Dataset items
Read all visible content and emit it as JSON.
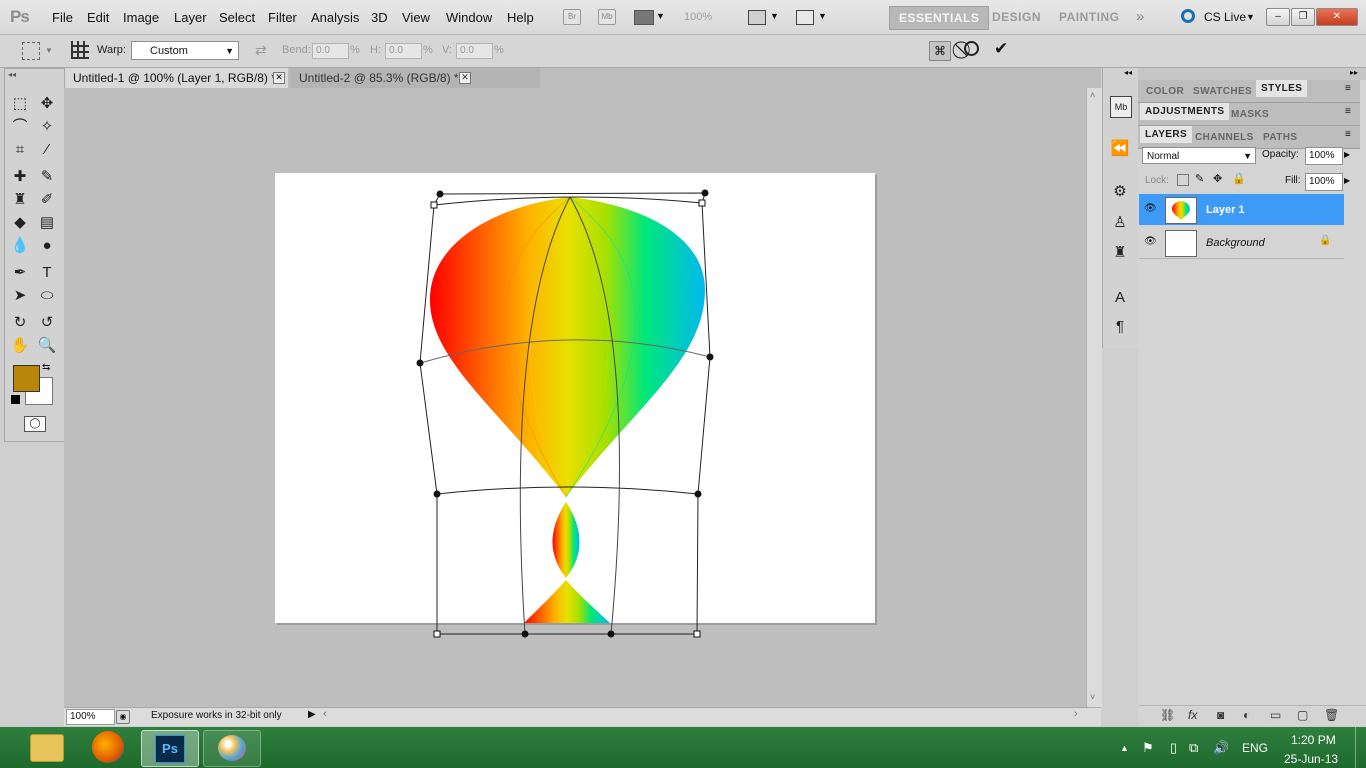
{
  "app": {
    "logo_text": "Ps"
  },
  "menu": [
    "File",
    "Edit",
    "Image",
    "Layer",
    "Select",
    "Filter",
    "Analysis",
    "3D",
    "View",
    "Window",
    "Help"
  ],
  "menubar_icons": {
    "bridge": "Br",
    "mini_bridge": "Mb",
    "zoom": "100%"
  },
  "workspaces": [
    "ESSENTIALS",
    "DESIGN",
    "PAINTING"
  ],
  "cslive": "CS Live",
  "options": {
    "warp_label": "Warp:",
    "warp_value": "Custom",
    "bend_label": "Bend:",
    "bend_value": "0.0",
    "h_label": "H:",
    "h_value": "0.0",
    "v_label": "V:",
    "v_value": "0.0",
    "pct": "%"
  },
  "doc_tabs": [
    {
      "label": "Untitled-1 @ 100% (Layer 1, RGB/8) *"
    },
    {
      "label": "Untitled-2 @ 85.3% (RGB/8) *"
    }
  ],
  "status": {
    "zoom": "100%",
    "text": "Exposure works in 32-bit only"
  },
  "panels": {
    "row1": [
      "COLOR",
      "SWATCHES",
      "STYLES"
    ],
    "row2": [
      "ADJUSTMENTS",
      "MASKS"
    ],
    "row3": [
      "LAYERS",
      "CHANNELS",
      "PATHS"
    ],
    "blend_mode": "Normal",
    "opacity_label": "Opacity:",
    "opacity_value": "100%",
    "lock_label": "Lock:",
    "fill_label": "Fill:",
    "fill_value": "100%"
  },
  "layers": [
    {
      "name": "Layer 1",
      "selected": true
    },
    {
      "name": "Background",
      "selected": false
    }
  ],
  "colors": {
    "foreground": "#b8860b",
    "background": "#ffffff",
    "accent": "#3d9bf7"
  },
  "taskbar": {
    "lang": "ENG",
    "time": "1:20 PM",
    "date": "25-Jun-13"
  }
}
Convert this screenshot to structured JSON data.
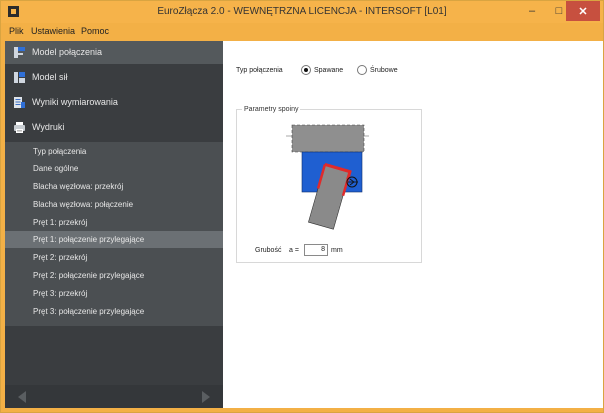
{
  "window": {
    "title": "EuroZłącza 2.0 - WEWNĘTRZNA LICENCJA - INTERSOFT [L01]",
    "minimize": "–",
    "maximize": "□",
    "close": "✕"
  },
  "menu": {
    "items": [
      "Plik",
      "Ustawienia",
      "Pomoc"
    ]
  },
  "sidebar": {
    "nav": [
      {
        "label": "Model połączenia",
        "icon": "connection-model-icon"
      },
      {
        "label": "Model sił",
        "icon": "force-model-icon"
      },
      {
        "label": "Wyniki wymiarowania",
        "icon": "results-icon"
      },
      {
        "label": "Wydruki",
        "icon": "printer-icon"
      }
    ],
    "subitems": [
      "Typ połączenia",
      "Dane ogólne",
      "Blacha węzłowa: przekrój",
      "Blacha węzłowa: połączenie",
      "Pręt 1: przekrój",
      "Pręt 1: połączenie przylegające",
      "Pręt 2: przekrój",
      "Pręt 2: połączenie przylegające",
      "Pręt 3: przekrój",
      "Pręt 3: połączenie przylegające"
    ],
    "selected_subitem": "Pręt 1: połączenie przylegające"
  },
  "main": {
    "connection_type": {
      "label": "Typ połączenia",
      "options": [
        "Spawane",
        "Śrubowe"
      ],
      "selected": "Spawane"
    },
    "weld_params": {
      "title": "Parametry spoiny",
      "thickness_label": "Grubość",
      "a_label": "a =",
      "a_value": "8",
      "unit": "mm"
    }
  },
  "colors": {
    "title_bar": "#f6b34a",
    "close_button": "#c7503f",
    "sidebar": "#3a3d40",
    "plate_blue": "#1f5fd1",
    "weld_red": "#e02a2a",
    "steel_gray": "#8f8f8f"
  }
}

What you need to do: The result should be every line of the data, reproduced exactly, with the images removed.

The completed task:
Read all visible content and emit it as JSON.
{
  "app": {
    "logo_text": "Ps"
  },
  "menu": [
    "File",
    "Edit",
    "Image",
    "Layer",
    "Select",
    "Filter",
    "Analysis",
    "3D",
    "View",
    "Window",
    "Help"
  ],
  "menubar_icons": {
    "bridge": "Br",
    "mini_bridge": "Mb",
    "zoom": "100%"
  },
  "workspaces": [
    "ESSENTIALS",
    "DESIGN",
    "PAINTING"
  ],
  "cslive": "CS Live",
  "options": {
    "warp_label": "Warp:",
    "warp_value": "Custom",
    "bend_label": "Bend:",
    "bend_value": "0.0",
    "h_label": "H:",
    "h_value": "0.0",
    "v_label": "V:",
    "v_value": "0.0",
    "pct": "%"
  },
  "doc_tabs": [
    {
      "label": "Untitled-1 @ 100% (Layer 1, RGB/8) *"
    },
    {
      "label": "Untitled-2 @ 85.3% (RGB/8) *"
    }
  ],
  "status": {
    "zoom": "100%",
    "text": "Exposure works in 32-bit only"
  },
  "panels": {
    "row1": [
      "COLOR",
      "SWATCHES",
      "STYLES"
    ],
    "row2": [
      "ADJUSTMENTS",
      "MASKS"
    ],
    "row3": [
      "LAYERS",
      "CHANNELS",
      "PATHS"
    ],
    "blend_mode": "Normal",
    "opacity_label": "Opacity:",
    "opacity_value": "100%",
    "lock_label": "Lock:",
    "fill_label": "Fill:",
    "fill_value": "100%"
  },
  "layers": [
    {
      "name": "Layer 1",
      "selected": true
    },
    {
      "name": "Background",
      "selected": false
    }
  ],
  "colors": {
    "foreground": "#b8860b",
    "background": "#ffffff",
    "accent": "#3d9bf7"
  },
  "taskbar": {
    "lang": "ENG",
    "time": "1:20 PM",
    "date": "25-Jun-13"
  }
}
Convert this screenshot to structured JSON data.
{
  "window": {
    "title": "EuroZłącza 2.0 - WEWNĘTRZNA LICENCJA - INTERSOFT [L01]",
    "minimize": "–",
    "maximize": "□",
    "close": "✕"
  },
  "menu": {
    "items": [
      "Plik",
      "Ustawienia",
      "Pomoc"
    ]
  },
  "sidebar": {
    "nav": [
      {
        "label": "Model połączenia",
        "icon": "connection-model-icon"
      },
      {
        "label": "Model sił",
        "icon": "force-model-icon"
      },
      {
        "label": "Wyniki wymiarowania",
        "icon": "results-icon"
      },
      {
        "label": "Wydruki",
        "icon": "printer-icon"
      }
    ],
    "subitems": [
      "Typ połączenia",
      "Dane ogólne",
      "Blacha węzłowa: przekrój",
      "Blacha węzłowa: połączenie",
      "Pręt 1: przekrój",
      "Pręt 1: połączenie przylegające",
      "Pręt 2: przekrój",
      "Pręt 2: połączenie przylegające",
      "Pręt 3: przekrój",
      "Pręt 3: połączenie przylegające"
    ],
    "selected_subitem": "Pręt 1: połączenie przylegające"
  },
  "main": {
    "connection_type": {
      "label": "Typ połączenia",
      "options": [
        "Spawane",
        "Śrubowe"
      ],
      "selected": "Spawane"
    },
    "weld_params": {
      "title": "Parametry spoiny",
      "thickness_label": "Grubość",
      "a_label": "a =",
      "a_value": "8",
      "unit": "mm"
    }
  },
  "colors": {
    "title_bar": "#f6b34a",
    "close_button": "#c7503f",
    "sidebar": "#3a3d40",
    "plate_blue": "#1f5fd1",
    "weld_red": "#e02a2a",
    "steel_gray": "#8f8f8f"
  }
}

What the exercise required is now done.